It has been centuries since the last bar-room brawl broke out at the Saracen's Head in Kings Norton, but a decision to change the name of the historic Birmingham inn has caused uproar.

From next month the famous Saracen’s Head in Kings Norton, which won £4million in the BBC’s Restoration programme in 2004, will be known as Saint Nicolas Place.

The new name for the inn, first called the Saracen’s Head in the 1700s, has been brandished “meaningless” by members of the Kings Norton History Society.

Local people were told about the decision by Canon Rob Morris in the parish magazine for St Nicolas Church, which has owned the building since 1930.

He said the name-change is happening because people think the building – created by a rich wool merchant in the 15th century – is still a pub. It is also in recognition of more than a million pounds’ worth of investment put into the building after it was given to the parish by brewers Mitchells & Butler's.

Claire Simpson, chairman of the society, said the rich history of the building was being “systematically obliterated”.

The 64-year-old, who has lead the group since 2002, said: “What is so ridiculous about the name they have come up with is that it says nothing about the history of the building.

“It’s been known by that name for a very long time. It won this prestigious prize as the Saracen’s Head.

“It’s a name people have grown up with, what they’re used to and what it’s always been called in living memory and beyond. It’s very sad. A lot of pubs have had their names changed but they have been forced to change back because people don’t like it, they like what’s familiar.”

The Very Rev Morris said the church consulted with its congregation of more than 300 and the Friends of Historic Kings Norton.

He added the site is now home to heritage, community and education centres and a church office. It will also preserve its old identity with a coffee shop called the Saracen’s Head Cafe.

“By far there was a clear view that a change of name would be good as long as the story of the Saracen’s Head is told within it,” said Mr Morris. He said the idea to change the name was first raised last year. It was brought up again in April.
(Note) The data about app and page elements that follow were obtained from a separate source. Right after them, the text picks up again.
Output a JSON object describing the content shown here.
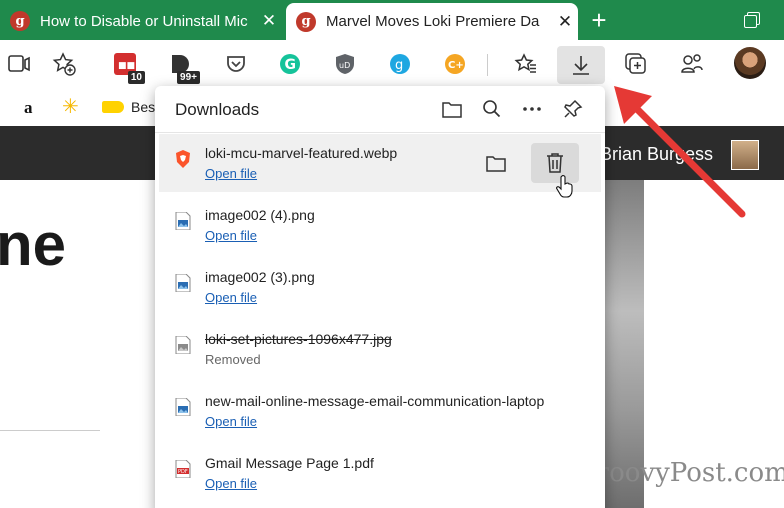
{
  "tabs": [
    {
      "title": "How to Disable or Uninstall Mic",
      "favicon": "g",
      "active": false
    },
    {
      "title": "Marvel Moves Loki Premiere Da",
      "favicon": "g",
      "active": true
    }
  ],
  "toolbar": {
    "badges": {
      "extension_1": "10",
      "extension_2": "99+"
    },
    "colors": {
      "accent_green": "#1f8a4c",
      "grammarly": "#15c39a",
      "gold": "#f5a623"
    }
  },
  "bookmarks": {
    "truncated_label": "Bes"
  },
  "page": {
    "author": "Brian Burgess",
    "headline_fragment": "ne",
    "watermark": "groovyPost.com"
  },
  "downloads": {
    "title": "Downloads",
    "items": [
      {
        "name": "loki-mcu-marvel-featured.webp",
        "action": "Open file",
        "icon": "brave-icon",
        "removed": false
      },
      {
        "name": "image002 (4).png",
        "action": "Open file",
        "icon": "image-file-icon",
        "removed": false
      },
      {
        "name": "image002 (3).png",
        "action": "Open file",
        "icon": "image-file-icon",
        "removed": false
      },
      {
        "name": "loki-set-pictures-1096x477.jpg",
        "status": "Removed",
        "icon": "image-file-icon",
        "removed": true
      },
      {
        "name": "new-mail-online-message-email-communication-laptop",
        "action": "Open file",
        "icon": "image-file-icon",
        "removed": false
      },
      {
        "name": "Gmail Message Page 1.pdf",
        "action": "Open file",
        "icon": "pdf-file-icon",
        "removed": false
      }
    ]
  },
  "annotation_color": "#e53935"
}
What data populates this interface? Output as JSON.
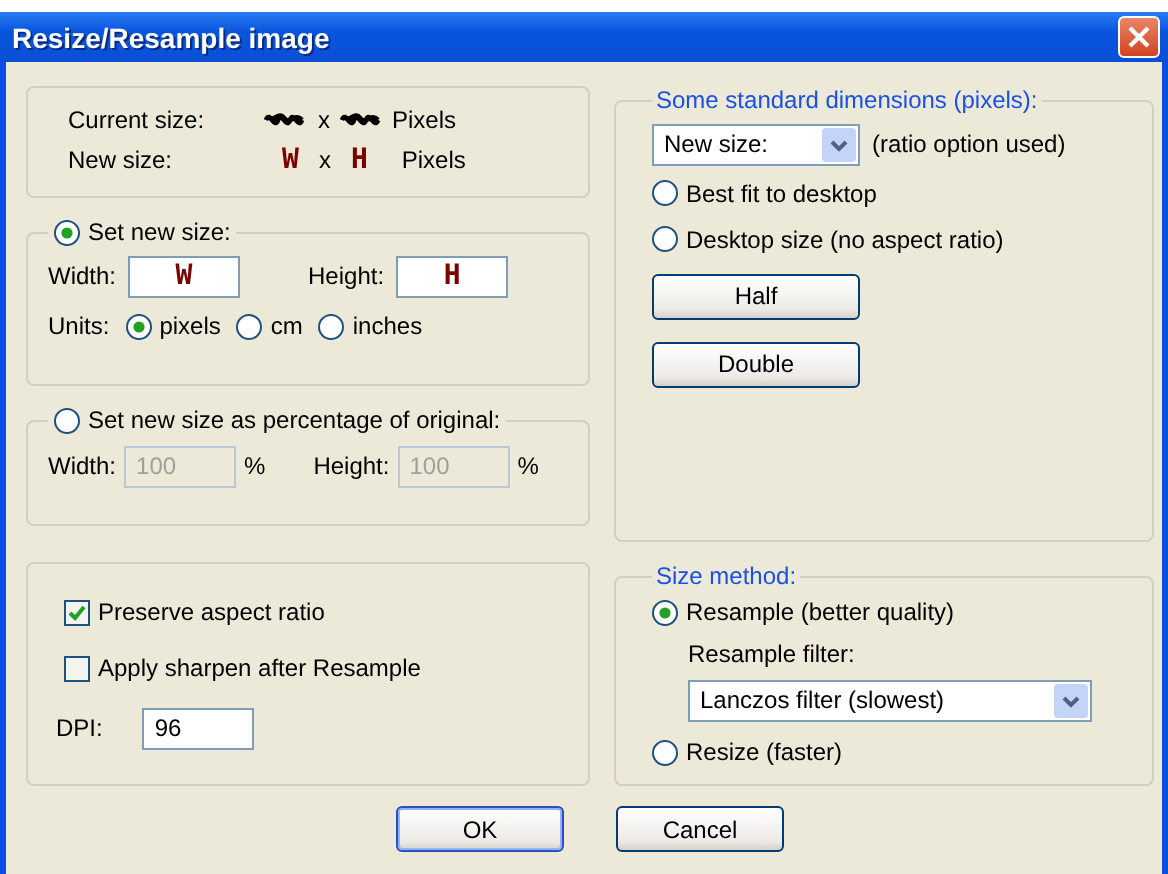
{
  "window": {
    "title": "Resize/Resample image"
  },
  "info": {
    "current_label": "Current size:",
    "current_separator": "x",
    "current_unit": "Pixels",
    "new_label": "New size:",
    "new_width": "W",
    "new_separator": "x",
    "new_height": "H",
    "new_unit": "Pixels"
  },
  "set_size": {
    "label": "Set new size:",
    "selected": true,
    "width_label": "Width:",
    "width_value": "W",
    "height_label": "Height:",
    "height_value": "H",
    "units_label": "Units:",
    "units": [
      {
        "label": "pixels",
        "selected": true
      },
      {
        "label": "cm",
        "selected": false
      },
      {
        "label": "inches",
        "selected": false
      }
    ]
  },
  "percentage": {
    "label": "Set new size as percentage of original:",
    "selected": false,
    "disabled": true,
    "width_label": "Width:",
    "width_value": "100",
    "width_unit": "%",
    "height_label": "Height:",
    "height_value": "100",
    "height_unit": "%"
  },
  "options": {
    "checkboxes": [
      {
        "label": "Preserve aspect ratio",
        "checked": true
      },
      {
        "label": "Apply sharpen after Resample",
        "checked": false
      }
    ],
    "dpi_label": "DPI:",
    "dpi_value": "96"
  },
  "standard": {
    "title": "Some standard dimensions (pixels):",
    "dropdown_value": "New size:",
    "dropdown_note": "(ratio option used)",
    "radios": [
      {
        "label": "Best fit to desktop",
        "selected": false
      },
      {
        "label": "Desktop size (no aspect ratio)",
        "selected": false
      }
    ],
    "buttons": [
      "Half",
      "Double"
    ]
  },
  "method": {
    "title": "Size method:",
    "resample": {
      "label": "Resample (better quality)",
      "selected": true
    },
    "filter_label": "Resample filter:",
    "filter_value": "Lanczos filter (slowest)",
    "resize": {
      "label": "Resize (faster)",
      "selected": false
    }
  },
  "buttons": [
    {
      "label": "OK",
      "default": true
    },
    {
      "label": "Cancel",
      "default": false
    }
  ]
}
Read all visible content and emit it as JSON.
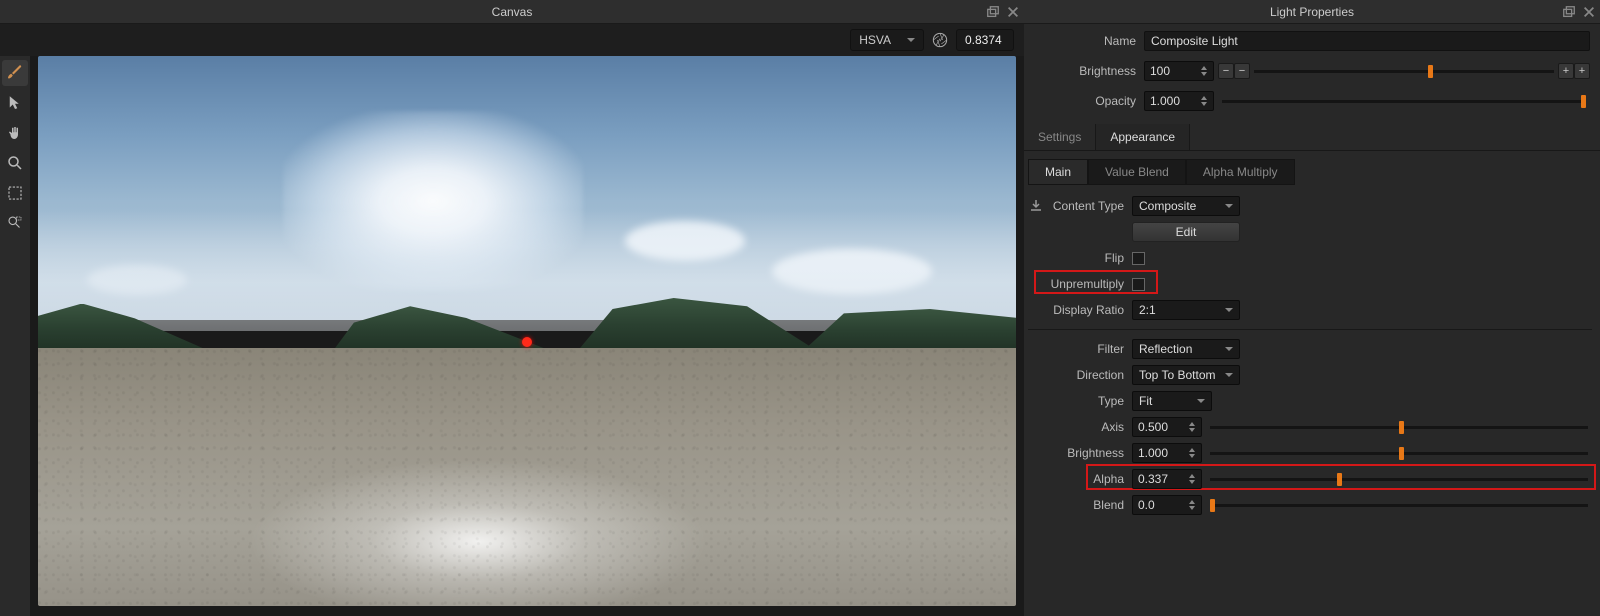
{
  "canvas": {
    "title": "Canvas",
    "colorspace": "HSVA",
    "exposure": "0.8374",
    "tools": [
      "brush",
      "pointer",
      "hand",
      "zoom",
      "marquee",
      "zoom-region"
    ]
  },
  "properties": {
    "title": "Light Properties",
    "name_label": "Name",
    "name_value": "Composite Light",
    "brightness_label": "Brightness",
    "brightness_value": "100",
    "brightness_slider_pos": 0.58,
    "opacity_label": "Opacity",
    "opacity_value": "1.000",
    "opacity_slider_pos": 1.0,
    "tabs": {
      "settings": "Settings",
      "appearance": "Appearance",
      "active": "appearance"
    },
    "subtabs": {
      "main": "Main",
      "value_blend": "Value Blend",
      "alpha_multiply": "Alpha Multiply",
      "active": "main"
    },
    "content_type_label": "Content Type",
    "content_type_value": "Composite",
    "edit_label": "Edit",
    "flip_label": "Flip",
    "flip_checked": false,
    "unpremultiply_label": "Unpremultiply",
    "unpremultiply_checked": false,
    "display_ratio_label": "Display Ratio",
    "display_ratio_value": "2:1",
    "filter_label": "Filter",
    "filter_value": "Reflection",
    "direction_label": "Direction",
    "direction_value": "Top To Bottom",
    "type_label": "Type",
    "type_value": "Fit",
    "axis_label": "Axis",
    "axis_value": "0.500",
    "axis_slider_pos": 0.5,
    "brightness2_label": "Brightness",
    "brightness2_value": "1.000",
    "brightness2_slider_pos": 0.5,
    "alpha_label": "Alpha",
    "alpha_value": "0.337",
    "alpha_slider_pos": 0.337,
    "blend_label": "Blend",
    "blend_value": "0.0",
    "blend_slider_pos": 0.0
  }
}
Mr Morris said: “Many of those who love the Saracen’s Head don’t realise how many people, even in Kings Norton, have no idea the building is not a pub.”

A naming ceremony will take place on on December 6.